▶ _Task item_
Check each line of the listing for the string "content", then state how many lines have it. Only the number is wanted.

....

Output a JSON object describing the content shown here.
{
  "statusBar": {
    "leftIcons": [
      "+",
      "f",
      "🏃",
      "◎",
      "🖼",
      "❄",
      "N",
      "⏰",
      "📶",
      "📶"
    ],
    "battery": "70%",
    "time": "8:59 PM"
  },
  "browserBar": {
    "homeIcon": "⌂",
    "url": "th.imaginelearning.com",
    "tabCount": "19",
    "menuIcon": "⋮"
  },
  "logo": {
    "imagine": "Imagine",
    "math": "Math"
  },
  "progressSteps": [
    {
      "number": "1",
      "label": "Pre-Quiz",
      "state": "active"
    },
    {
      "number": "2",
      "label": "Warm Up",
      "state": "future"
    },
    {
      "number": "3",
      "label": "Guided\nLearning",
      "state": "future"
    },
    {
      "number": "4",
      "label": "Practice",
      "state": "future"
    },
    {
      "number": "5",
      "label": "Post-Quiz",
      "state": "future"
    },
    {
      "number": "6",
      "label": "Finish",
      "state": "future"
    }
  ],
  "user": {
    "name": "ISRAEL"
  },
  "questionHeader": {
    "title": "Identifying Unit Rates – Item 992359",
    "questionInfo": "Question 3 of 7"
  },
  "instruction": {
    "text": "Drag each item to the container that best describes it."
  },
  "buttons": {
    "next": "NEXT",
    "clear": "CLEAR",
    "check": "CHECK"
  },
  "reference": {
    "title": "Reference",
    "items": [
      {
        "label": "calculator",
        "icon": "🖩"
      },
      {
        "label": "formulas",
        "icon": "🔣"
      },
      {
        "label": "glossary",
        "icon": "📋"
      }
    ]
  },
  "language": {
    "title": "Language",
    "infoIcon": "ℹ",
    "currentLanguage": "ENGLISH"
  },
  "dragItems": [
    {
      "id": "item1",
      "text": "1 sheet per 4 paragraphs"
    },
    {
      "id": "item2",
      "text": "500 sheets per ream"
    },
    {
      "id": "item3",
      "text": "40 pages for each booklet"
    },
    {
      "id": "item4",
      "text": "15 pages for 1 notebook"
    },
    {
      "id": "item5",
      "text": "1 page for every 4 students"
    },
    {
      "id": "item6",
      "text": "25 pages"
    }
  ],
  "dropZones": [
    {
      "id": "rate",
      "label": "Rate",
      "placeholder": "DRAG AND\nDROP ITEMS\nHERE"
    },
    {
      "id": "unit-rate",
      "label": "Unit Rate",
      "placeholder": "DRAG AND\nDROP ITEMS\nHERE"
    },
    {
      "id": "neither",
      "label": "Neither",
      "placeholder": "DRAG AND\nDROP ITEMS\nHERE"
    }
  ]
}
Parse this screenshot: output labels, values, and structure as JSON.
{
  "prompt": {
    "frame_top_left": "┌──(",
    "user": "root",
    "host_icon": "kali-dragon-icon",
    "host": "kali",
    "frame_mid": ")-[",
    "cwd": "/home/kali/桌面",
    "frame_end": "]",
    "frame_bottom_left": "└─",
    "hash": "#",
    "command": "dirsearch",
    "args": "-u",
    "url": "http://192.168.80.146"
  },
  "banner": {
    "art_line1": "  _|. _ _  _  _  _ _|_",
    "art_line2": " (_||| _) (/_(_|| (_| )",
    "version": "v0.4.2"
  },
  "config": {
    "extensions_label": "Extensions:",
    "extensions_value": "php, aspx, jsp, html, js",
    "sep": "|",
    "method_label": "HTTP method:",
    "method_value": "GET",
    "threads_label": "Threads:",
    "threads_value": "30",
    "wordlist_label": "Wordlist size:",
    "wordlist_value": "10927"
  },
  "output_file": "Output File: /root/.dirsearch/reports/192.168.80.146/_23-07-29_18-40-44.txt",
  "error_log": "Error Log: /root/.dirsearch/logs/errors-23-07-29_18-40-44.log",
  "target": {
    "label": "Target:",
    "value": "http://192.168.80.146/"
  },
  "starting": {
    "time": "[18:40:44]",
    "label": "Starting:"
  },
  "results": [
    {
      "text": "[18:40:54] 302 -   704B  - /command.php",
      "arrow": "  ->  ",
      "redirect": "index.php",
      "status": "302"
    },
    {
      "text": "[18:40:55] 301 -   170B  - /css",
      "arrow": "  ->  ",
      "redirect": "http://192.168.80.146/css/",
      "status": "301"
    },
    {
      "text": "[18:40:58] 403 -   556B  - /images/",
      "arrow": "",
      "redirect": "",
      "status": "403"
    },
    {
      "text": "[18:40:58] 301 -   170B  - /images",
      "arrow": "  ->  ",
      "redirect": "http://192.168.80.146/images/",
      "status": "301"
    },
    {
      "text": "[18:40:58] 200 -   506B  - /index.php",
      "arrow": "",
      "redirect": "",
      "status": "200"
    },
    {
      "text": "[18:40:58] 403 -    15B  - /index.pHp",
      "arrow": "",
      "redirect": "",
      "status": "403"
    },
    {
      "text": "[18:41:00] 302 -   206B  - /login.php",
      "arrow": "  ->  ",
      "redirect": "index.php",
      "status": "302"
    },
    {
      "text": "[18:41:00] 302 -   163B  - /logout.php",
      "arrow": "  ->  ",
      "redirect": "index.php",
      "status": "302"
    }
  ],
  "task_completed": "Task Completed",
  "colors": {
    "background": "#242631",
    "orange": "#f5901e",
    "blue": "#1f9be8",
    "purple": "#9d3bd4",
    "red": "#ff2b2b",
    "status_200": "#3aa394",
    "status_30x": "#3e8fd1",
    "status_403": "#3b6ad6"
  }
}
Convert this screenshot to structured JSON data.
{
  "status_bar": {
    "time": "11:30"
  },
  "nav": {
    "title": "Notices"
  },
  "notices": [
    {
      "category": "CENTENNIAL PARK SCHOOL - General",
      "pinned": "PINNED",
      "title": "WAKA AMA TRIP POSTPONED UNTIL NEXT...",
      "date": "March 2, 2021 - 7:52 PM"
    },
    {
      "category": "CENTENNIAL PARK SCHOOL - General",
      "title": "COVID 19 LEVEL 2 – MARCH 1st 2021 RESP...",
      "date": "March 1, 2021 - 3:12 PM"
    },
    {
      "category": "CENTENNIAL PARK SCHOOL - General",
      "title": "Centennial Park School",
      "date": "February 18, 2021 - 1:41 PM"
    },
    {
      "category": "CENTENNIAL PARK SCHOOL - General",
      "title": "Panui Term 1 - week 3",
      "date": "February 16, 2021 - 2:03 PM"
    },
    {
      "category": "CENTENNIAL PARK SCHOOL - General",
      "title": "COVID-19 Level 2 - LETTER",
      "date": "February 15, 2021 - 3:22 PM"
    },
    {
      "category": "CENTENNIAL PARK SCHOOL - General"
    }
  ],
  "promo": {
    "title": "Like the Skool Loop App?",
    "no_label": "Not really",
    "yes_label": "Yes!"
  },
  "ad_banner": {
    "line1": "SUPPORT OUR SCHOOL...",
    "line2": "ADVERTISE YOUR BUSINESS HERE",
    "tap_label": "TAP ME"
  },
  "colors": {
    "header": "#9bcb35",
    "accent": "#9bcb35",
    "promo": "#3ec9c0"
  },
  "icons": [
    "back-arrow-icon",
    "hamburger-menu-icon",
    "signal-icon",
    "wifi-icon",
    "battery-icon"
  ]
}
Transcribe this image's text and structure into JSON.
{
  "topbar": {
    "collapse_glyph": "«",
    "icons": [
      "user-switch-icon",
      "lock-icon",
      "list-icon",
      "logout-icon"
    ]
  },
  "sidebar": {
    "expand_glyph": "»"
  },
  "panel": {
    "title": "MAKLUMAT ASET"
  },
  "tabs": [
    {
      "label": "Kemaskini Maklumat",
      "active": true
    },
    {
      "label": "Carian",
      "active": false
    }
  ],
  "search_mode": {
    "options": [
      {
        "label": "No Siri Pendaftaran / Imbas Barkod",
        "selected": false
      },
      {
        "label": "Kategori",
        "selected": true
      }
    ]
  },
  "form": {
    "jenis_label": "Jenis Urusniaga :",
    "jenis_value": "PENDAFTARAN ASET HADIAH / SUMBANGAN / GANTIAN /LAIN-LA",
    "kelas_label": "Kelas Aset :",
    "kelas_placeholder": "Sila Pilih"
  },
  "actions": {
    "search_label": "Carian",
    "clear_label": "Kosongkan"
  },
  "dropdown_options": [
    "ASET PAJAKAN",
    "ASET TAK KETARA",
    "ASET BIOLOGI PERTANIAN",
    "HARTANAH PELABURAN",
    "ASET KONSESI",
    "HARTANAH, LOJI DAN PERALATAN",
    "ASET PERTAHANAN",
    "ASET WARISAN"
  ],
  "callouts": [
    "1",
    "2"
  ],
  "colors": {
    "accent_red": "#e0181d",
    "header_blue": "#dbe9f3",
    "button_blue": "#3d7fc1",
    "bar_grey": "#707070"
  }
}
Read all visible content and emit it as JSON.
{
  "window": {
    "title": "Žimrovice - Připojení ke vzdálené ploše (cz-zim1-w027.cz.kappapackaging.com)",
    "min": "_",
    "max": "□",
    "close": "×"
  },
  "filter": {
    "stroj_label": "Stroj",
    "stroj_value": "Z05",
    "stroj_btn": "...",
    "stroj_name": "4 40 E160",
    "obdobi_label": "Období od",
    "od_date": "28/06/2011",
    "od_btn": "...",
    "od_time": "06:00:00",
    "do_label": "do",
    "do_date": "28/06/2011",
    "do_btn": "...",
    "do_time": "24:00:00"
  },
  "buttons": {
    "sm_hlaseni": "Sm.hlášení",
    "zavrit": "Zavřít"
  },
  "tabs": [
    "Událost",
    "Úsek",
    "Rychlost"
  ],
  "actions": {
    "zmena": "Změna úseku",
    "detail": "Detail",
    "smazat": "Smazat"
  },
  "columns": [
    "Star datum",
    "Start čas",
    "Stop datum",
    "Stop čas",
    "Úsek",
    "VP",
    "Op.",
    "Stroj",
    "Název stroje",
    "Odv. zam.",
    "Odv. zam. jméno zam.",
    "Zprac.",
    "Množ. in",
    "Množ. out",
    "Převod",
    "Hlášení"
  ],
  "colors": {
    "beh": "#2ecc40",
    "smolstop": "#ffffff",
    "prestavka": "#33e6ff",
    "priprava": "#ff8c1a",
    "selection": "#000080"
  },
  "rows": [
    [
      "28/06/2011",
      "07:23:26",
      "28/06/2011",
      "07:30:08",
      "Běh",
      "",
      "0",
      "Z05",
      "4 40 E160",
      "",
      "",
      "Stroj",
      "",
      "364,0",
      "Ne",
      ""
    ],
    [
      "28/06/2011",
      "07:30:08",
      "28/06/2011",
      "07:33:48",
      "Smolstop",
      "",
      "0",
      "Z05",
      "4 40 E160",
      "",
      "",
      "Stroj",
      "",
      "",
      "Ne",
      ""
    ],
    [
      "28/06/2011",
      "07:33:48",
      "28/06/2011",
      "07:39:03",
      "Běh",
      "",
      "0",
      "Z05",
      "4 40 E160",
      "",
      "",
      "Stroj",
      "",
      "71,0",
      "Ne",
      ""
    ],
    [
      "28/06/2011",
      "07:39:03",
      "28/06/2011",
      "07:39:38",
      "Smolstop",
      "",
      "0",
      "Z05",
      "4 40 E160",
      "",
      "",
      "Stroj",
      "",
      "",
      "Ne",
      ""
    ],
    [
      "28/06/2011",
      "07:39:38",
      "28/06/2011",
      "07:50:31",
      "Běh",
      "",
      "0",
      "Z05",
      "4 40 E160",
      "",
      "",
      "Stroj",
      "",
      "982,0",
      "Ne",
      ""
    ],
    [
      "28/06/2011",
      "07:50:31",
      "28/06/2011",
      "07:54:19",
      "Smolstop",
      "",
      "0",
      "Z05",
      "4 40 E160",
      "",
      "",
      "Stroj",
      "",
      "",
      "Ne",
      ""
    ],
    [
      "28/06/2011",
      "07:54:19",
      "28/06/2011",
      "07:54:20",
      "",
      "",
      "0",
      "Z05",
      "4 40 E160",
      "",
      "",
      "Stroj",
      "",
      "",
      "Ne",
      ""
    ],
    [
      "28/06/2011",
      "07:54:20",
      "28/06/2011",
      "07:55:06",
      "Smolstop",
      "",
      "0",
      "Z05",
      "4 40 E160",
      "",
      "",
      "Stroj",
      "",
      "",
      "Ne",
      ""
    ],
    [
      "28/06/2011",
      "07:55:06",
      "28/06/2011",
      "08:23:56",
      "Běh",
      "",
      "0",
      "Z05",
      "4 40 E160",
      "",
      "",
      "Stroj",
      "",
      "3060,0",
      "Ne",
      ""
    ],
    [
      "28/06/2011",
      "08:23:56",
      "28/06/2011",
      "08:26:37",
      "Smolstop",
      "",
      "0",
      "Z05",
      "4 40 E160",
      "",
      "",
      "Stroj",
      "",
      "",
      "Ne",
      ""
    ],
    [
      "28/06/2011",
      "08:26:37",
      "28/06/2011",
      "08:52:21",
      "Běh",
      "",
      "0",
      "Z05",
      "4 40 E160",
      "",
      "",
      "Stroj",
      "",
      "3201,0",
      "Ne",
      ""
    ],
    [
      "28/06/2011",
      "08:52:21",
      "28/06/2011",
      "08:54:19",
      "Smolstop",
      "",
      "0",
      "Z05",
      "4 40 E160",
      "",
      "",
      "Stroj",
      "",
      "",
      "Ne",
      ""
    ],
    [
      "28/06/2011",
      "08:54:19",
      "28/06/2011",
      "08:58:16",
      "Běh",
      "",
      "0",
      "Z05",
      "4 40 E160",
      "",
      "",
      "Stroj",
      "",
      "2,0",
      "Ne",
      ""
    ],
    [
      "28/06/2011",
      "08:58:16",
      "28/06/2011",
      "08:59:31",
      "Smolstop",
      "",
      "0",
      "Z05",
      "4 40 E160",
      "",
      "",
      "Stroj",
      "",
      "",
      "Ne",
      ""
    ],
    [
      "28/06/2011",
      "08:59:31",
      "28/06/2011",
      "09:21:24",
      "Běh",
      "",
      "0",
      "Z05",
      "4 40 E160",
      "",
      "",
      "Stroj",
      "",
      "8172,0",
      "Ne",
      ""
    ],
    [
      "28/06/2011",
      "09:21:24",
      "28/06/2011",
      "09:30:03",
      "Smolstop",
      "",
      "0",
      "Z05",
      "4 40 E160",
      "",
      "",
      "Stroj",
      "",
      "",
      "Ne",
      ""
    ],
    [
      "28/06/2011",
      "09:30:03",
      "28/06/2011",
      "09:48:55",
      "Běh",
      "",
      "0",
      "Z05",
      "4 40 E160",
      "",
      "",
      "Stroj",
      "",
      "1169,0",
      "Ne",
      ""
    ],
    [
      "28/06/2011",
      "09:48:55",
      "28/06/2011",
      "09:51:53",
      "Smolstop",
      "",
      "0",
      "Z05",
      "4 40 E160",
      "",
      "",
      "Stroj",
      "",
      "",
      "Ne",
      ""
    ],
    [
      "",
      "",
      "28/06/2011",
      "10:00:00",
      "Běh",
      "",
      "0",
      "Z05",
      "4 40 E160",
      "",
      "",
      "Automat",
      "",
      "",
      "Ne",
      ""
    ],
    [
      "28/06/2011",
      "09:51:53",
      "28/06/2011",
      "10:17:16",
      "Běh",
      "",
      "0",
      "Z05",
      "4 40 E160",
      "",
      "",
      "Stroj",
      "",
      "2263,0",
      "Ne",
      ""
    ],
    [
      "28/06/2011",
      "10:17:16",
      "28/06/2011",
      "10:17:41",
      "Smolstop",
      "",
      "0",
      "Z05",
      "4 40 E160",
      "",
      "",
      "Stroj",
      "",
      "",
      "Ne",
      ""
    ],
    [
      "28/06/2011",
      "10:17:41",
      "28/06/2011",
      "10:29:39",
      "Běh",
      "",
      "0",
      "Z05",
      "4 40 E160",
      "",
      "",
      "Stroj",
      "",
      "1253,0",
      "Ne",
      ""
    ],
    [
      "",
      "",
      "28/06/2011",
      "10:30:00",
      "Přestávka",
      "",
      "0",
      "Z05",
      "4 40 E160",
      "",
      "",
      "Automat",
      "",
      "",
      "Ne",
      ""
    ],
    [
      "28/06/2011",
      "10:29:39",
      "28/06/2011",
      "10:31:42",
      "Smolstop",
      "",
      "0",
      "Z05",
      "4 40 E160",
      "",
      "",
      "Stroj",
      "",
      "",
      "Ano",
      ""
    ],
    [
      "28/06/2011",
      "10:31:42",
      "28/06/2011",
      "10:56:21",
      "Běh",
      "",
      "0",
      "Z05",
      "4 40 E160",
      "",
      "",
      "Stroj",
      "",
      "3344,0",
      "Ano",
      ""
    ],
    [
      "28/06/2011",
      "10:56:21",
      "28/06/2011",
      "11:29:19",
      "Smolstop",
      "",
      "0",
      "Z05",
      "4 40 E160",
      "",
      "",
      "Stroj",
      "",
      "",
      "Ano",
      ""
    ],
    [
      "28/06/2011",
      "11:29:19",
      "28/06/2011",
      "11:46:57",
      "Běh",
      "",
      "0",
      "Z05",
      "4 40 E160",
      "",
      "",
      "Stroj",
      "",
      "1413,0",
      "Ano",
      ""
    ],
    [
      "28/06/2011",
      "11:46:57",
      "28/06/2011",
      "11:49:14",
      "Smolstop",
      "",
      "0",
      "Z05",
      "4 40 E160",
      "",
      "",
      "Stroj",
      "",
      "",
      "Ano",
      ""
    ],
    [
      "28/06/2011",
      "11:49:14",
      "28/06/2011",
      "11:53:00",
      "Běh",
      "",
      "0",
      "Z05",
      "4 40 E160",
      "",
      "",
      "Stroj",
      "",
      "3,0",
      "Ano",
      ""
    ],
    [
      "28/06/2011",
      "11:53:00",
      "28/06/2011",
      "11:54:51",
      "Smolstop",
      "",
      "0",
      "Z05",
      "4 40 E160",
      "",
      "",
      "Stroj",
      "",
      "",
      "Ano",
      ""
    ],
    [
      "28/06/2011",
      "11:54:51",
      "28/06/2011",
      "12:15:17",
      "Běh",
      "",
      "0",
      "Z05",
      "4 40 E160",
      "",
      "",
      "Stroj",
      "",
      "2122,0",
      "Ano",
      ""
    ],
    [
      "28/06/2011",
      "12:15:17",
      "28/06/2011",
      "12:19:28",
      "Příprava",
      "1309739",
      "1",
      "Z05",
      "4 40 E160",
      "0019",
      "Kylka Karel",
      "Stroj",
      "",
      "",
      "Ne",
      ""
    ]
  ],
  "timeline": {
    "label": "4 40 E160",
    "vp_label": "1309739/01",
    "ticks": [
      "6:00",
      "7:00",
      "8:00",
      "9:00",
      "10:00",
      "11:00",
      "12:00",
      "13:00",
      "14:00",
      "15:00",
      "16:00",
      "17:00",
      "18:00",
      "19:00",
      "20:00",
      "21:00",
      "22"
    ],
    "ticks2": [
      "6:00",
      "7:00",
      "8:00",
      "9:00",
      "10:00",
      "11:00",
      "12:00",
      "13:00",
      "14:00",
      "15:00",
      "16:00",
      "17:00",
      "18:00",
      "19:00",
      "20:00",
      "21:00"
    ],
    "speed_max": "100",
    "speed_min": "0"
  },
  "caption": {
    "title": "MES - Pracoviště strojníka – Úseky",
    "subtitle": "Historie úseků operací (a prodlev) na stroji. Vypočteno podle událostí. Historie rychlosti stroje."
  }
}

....

▶ _Solution below_
2